Any legitimate Internet provider should refuse to provide services to companies that engage in illegal or immoral tactics to try to stop peer-to-peer piracy of copyrighted content, such as denial of service attacks or interference with services that are being used legitimately, even if they are also being used for piracy. If they don't have methods which can be targeted specifically against the copyrighted content they are authorized to protect, then their methods cross the line, in my opinion.

MediaDefender's upstream network providers are Savvis (ASN 3561), Beyond the Network (ASN 3491), WV Fiber (ASN 19151), and SingTel (ASN 7473). They all should have a problem with denial of service attacks by their customer.

MediaDefender was previously in the news in September 2007 when its security was breached by hackers and 700 MB of executive emails and the content of VoIP telephone calls from the company were leaked to the Internet. This seems to me like a company that should not be in business.

2 comments:

Fredric said...

I read about this in the RISKs Digest and immediately thought that there was probably some Scientology crime syndicate relation. The attempt to deny people their freedom of speech rights just automaticalkly invokes the Scientology name.

I would like to hope that Repease3's people will file crimnal charges.

Jim Lippard said...

Greetings, Fredric! Good to see you here.

The names associated with MediaDefender are easy enough to check against the Scientology completions list--you can get lots of names from their email that got made public last year after they were hacked, such as their CEO, Randy Saaf. I'm not aware of any Scientology connection.

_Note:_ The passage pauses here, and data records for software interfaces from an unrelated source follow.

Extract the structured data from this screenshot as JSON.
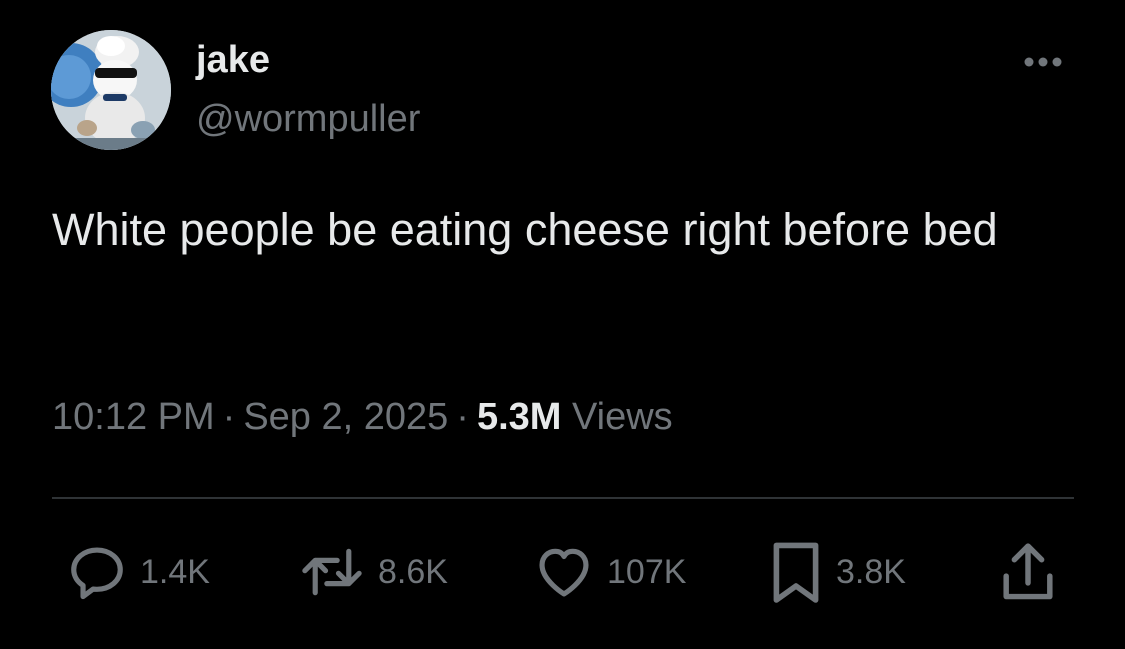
{
  "tweet": {
    "author": {
      "display_name": "jake",
      "handle": "@wormpuller",
      "avatar_icon": "avatar-image"
    },
    "text": "White people be eating cheese right before bed",
    "time": "10:12 PM",
    "date": "Sep 2, 2025",
    "separator": "·",
    "views_count": "5.3M",
    "views_label": "Views"
  },
  "actions": {
    "reply": {
      "icon": "reply-icon",
      "count": "1.4K"
    },
    "repost": {
      "icon": "repost-icon",
      "count": "8.6K"
    },
    "like": {
      "icon": "heart-icon",
      "count": "107K"
    },
    "bookmark": {
      "icon": "bookmark-icon",
      "count": "3.8K"
    },
    "share": {
      "icon": "share-icon"
    }
  },
  "more": {
    "icon": "more-icon"
  },
  "colors": {
    "background": "#000000",
    "primary_text": "#e7e9ea",
    "secondary_text": "#71767b",
    "divider": "#2f3336"
  }
}
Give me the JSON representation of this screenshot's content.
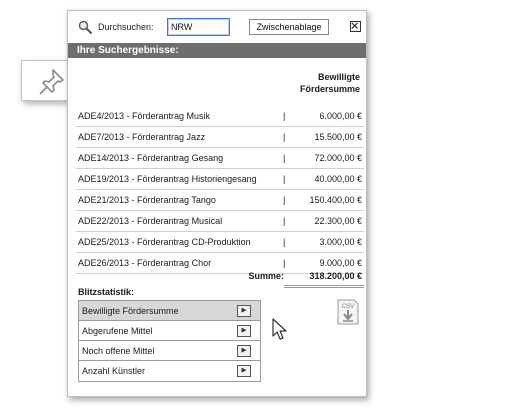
{
  "search": {
    "label": "Durchsuchen:",
    "value": "NRW",
    "clipboard_label": "Zwischenablage",
    "close_label": "×"
  },
  "results": {
    "header": "Ihre Suchergebnisse:",
    "column_header_line1": "Bewilligte",
    "column_header_line2": "Fördersumme",
    "rows": [
      {
        "code": "ADE4/2013   - Förderantrag Musik",
        "sep": "|",
        "amount": "6.000,00 €"
      },
      {
        "code": "ADE7/2013   - Förderantrag Jazz",
        "sep": "|",
        "amount": "15.500,00 €"
      },
      {
        "code": "ADE14/2013 - Förderantrag Gesang",
        "sep": "|",
        "amount": "72.000,00 €"
      },
      {
        "code": "ADE19/2013 - Förderantrag Historiengesang",
        "sep": "|",
        "amount": "40.000,00 €"
      },
      {
        "code": "ADE21/2013 - Förderantrag  Tango",
        "sep": "|",
        "amount": "150.400,00 €"
      },
      {
        "code": "ADE22/2013 - Förderantrag Musical",
        "sep": "|",
        "amount": "22.300,00 €"
      },
      {
        "code": "ADE25/2013 - Förderantrag CD-Produktion",
        "sep": "|",
        "amount": "3.000,00 €"
      },
      {
        "code": "ADE26/2013 - Förderantrag Chor",
        "sep": "|",
        "amount": "9.000,00 €"
      }
    ],
    "sum_label": "Summe:",
    "sum_value": "318.200,00 €"
  },
  "blitz": {
    "label": "Blitzstatistik:",
    "items": [
      {
        "label": "Bewilligte Fördersumme",
        "selected": true
      },
      {
        "label": "Abgerufene Mittel",
        "selected": false
      },
      {
        "label": "Noch offene Mittel",
        "selected": false
      },
      {
        "label": "Anzahl Künstler",
        "selected": false
      }
    ]
  },
  "export": {
    "csv_label": "CSV"
  },
  "icons": {
    "search": "search-icon",
    "pin": "pin-icon",
    "play": "play-icon",
    "csv": "csv-download-icon",
    "close": "close-icon",
    "cursor": "mouse-cursor-icon"
  },
  "colors": {
    "header_bg": "#6e6e6e",
    "input_border": "#3a78c9",
    "selected_item_bg": "#d8d8d8"
  }
}
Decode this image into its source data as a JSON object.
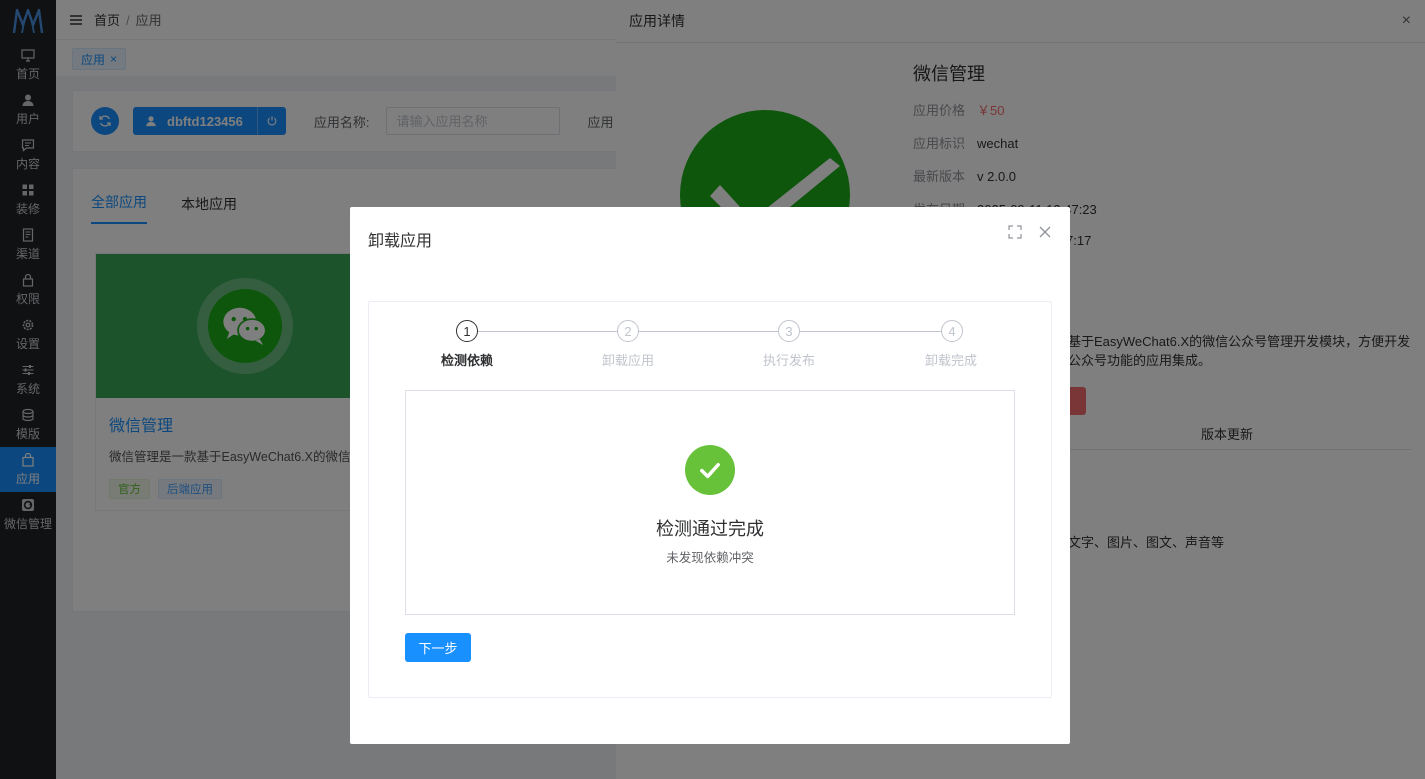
{
  "sidebar": {
    "items": [
      {
        "label": "首页",
        "icon": "monitor-icon"
      },
      {
        "label": "用户",
        "icon": "user-icon"
      },
      {
        "label": "内容",
        "icon": "comment-icon"
      },
      {
        "label": "装修",
        "icon": "grid-icon"
      },
      {
        "label": "渠道",
        "icon": "document-icon"
      },
      {
        "label": "权限",
        "icon": "lock-icon"
      },
      {
        "label": "设置",
        "icon": "gear-icon"
      },
      {
        "label": "系统",
        "icon": "sliders-icon"
      },
      {
        "label": "模版",
        "icon": "database-icon"
      },
      {
        "label": "应用",
        "icon": "bag-icon"
      },
      {
        "label": "微信管理",
        "icon": "wechat-icon"
      }
    ],
    "active_index": 9
  },
  "header": {
    "breadcrumb": [
      "首页",
      "应用"
    ],
    "breadcrumb_sep": "/"
  },
  "tags": {
    "active_tag": "应用",
    "close_glyph": "×"
  },
  "filter": {
    "username": "dbftd123456",
    "app_name_label": "应用名称:",
    "app_name_placeholder": "请输入应用名称",
    "second_label": "应用"
  },
  "app_list": {
    "tabs": [
      "全部应用",
      "本地应用"
    ],
    "active_tab": 0,
    "card": {
      "title": "微信管理",
      "desc": "微信管理是一款基于EasyWeChat6.X的微信",
      "tags": [
        "官方",
        "后端应用"
      ]
    }
  },
  "drawer": {
    "title": "应用详情",
    "close_glyph": "×",
    "app_title": "微信管理",
    "price_label": "应用价格",
    "price": "￥50",
    "key_label": "应用标识",
    "key": "wechat",
    "version_label": "最新版本",
    "version": "v 2.0.0",
    "publish_label": "发布日期",
    "publish_date": "2025-09-11 12:47:23",
    "update_time_partial": "7:17",
    "desc_line1": "基于EasyWeChat6.X的微信公众号管理开发模块，方便开发",
    "desc_line2": "公众号功能的应用集成。",
    "tab_label": "版本更新",
    "feature_partial": "文字、图片、图文、声音等"
  },
  "modal": {
    "title": "卸载应用",
    "steps": [
      {
        "num": "1",
        "label": "检测依赖"
      },
      {
        "num": "2",
        "label": "卸载应用"
      },
      {
        "num": "3",
        "label": "执行发布"
      },
      {
        "num": "4",
        "label": "卸载完成"
      }
    ],
    "current_step": 1,
    "result_title": "检测通过完成",
    "result_sub": "未发现依赖冲突",
    "next_label": "下一步"
  },
  "colors": {
    "primary": "#1890ff",
    "success": "#67c23a",
    "danger": "#f56c6c",
    "wechat_green": "#1aad19",
    "sidebar_bg": "#1f2227"
  }
}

MediaDefender's parent company, ARTISTdirect, is a publicly traded company (stock symbol ARTD, traded over-the-counter) based in Santa Monica; interim CEO is film producer Dimitri Villard. Villard graduated from Harvard and was an editor of The Harvard Lampoon, which I'd say argues against his being a Scientologist. Russell Shaw is the only funny Scientologist I can think of.